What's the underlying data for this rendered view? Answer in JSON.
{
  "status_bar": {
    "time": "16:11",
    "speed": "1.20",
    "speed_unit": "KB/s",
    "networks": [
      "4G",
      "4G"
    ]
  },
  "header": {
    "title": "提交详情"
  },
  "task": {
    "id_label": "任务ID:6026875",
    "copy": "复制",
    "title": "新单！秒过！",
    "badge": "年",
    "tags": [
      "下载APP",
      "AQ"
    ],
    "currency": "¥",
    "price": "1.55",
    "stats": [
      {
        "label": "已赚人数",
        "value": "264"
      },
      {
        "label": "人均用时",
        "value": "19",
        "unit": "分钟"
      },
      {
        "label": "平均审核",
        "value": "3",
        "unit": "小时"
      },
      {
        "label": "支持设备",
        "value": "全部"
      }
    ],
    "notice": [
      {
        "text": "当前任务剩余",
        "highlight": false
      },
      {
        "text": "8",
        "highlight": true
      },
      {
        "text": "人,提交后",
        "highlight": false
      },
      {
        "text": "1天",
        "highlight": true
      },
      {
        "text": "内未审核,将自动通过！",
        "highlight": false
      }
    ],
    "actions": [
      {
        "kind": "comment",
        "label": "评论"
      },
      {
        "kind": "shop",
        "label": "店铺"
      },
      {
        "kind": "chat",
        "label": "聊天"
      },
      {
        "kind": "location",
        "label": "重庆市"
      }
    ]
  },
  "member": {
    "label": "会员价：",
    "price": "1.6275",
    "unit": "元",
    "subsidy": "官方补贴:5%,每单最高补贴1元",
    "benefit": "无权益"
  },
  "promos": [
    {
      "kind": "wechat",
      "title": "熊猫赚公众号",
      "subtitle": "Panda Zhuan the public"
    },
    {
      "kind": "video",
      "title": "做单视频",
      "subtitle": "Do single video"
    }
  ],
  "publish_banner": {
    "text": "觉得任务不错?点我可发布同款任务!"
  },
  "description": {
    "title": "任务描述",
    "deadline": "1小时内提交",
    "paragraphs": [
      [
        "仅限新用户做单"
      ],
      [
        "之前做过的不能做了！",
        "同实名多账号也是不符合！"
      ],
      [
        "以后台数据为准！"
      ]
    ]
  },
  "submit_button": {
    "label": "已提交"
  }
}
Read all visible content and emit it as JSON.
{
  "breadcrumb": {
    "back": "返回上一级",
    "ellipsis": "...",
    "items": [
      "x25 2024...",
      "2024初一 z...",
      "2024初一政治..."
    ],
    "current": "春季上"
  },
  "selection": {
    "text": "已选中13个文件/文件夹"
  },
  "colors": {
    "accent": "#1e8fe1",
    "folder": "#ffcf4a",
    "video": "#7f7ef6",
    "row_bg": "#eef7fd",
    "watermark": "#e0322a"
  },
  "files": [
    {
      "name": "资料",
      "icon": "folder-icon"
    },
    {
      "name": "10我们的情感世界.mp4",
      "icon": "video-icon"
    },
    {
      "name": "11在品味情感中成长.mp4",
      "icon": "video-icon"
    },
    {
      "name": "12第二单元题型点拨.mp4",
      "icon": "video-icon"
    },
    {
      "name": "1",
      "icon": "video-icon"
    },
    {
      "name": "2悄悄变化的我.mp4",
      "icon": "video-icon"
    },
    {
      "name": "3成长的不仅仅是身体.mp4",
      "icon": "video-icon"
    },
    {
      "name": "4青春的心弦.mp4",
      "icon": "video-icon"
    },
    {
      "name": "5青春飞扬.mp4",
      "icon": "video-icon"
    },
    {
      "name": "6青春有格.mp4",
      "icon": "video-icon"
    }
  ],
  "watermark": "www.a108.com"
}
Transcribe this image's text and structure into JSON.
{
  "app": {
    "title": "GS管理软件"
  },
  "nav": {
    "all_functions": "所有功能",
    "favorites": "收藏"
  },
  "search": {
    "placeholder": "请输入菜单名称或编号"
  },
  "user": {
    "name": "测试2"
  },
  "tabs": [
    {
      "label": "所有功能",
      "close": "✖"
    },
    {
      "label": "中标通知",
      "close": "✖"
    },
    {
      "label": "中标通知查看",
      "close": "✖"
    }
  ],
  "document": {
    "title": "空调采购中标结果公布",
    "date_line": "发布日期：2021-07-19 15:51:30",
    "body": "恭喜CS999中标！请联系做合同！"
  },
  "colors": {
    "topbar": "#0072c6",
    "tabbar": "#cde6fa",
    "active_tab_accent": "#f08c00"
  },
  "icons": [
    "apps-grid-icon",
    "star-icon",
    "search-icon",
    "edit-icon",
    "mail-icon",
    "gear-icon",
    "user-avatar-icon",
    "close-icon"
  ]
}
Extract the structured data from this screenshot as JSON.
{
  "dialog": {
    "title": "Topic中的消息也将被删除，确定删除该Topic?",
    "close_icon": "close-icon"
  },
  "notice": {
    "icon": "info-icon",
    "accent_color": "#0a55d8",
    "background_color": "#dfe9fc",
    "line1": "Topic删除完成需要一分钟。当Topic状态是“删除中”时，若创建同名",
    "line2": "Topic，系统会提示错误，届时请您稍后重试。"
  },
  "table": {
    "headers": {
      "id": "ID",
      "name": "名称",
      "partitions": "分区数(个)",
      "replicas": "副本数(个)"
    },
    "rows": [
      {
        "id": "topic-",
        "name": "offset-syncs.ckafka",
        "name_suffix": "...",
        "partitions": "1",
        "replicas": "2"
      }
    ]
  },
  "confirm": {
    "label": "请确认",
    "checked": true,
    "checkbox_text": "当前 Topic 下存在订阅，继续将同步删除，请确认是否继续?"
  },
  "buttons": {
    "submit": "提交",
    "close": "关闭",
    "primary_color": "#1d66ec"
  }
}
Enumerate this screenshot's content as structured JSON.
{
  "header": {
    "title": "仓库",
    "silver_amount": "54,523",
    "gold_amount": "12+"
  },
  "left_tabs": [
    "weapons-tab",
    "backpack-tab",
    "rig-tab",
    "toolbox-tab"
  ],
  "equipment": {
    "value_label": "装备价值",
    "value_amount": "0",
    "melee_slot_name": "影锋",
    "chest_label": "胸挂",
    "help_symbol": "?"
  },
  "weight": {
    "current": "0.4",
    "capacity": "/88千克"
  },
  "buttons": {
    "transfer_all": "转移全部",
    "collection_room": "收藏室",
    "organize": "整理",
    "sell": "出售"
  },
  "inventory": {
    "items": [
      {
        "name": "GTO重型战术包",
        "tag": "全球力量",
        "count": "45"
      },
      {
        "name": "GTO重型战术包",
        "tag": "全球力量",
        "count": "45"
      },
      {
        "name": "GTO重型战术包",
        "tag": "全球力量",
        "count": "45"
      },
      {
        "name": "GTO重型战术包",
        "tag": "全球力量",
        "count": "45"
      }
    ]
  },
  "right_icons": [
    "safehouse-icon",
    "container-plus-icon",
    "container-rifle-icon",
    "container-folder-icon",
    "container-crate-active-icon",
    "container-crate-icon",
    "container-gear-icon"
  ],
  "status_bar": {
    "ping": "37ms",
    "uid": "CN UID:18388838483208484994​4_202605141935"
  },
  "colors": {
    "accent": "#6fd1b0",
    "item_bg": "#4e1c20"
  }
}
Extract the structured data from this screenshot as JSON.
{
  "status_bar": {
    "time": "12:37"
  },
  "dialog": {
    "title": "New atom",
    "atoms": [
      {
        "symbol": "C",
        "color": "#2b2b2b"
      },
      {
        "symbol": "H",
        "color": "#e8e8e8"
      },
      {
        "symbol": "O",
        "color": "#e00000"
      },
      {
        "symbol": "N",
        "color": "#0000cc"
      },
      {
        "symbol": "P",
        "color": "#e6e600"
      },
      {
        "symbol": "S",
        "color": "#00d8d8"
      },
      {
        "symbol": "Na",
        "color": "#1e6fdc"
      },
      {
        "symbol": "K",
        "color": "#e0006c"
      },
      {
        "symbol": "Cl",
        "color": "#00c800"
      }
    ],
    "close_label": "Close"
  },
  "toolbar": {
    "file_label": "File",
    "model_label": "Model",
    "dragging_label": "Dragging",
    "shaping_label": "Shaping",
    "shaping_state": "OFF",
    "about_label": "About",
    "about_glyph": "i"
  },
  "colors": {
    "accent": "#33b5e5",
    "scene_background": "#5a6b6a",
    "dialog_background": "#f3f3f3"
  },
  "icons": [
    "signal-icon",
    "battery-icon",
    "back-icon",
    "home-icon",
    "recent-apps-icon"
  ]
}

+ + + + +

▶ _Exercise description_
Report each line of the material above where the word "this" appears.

▶ _Output of the task_
What's the underlying data for this rendered view? Answer in JSON.
Transcribe this image's text and structure into JSON.
Extract the structured data from this screenshot as JSON.
Enumerate this screenshot's content as structured JSON.
Extract the structured data from this screenshot as JSON.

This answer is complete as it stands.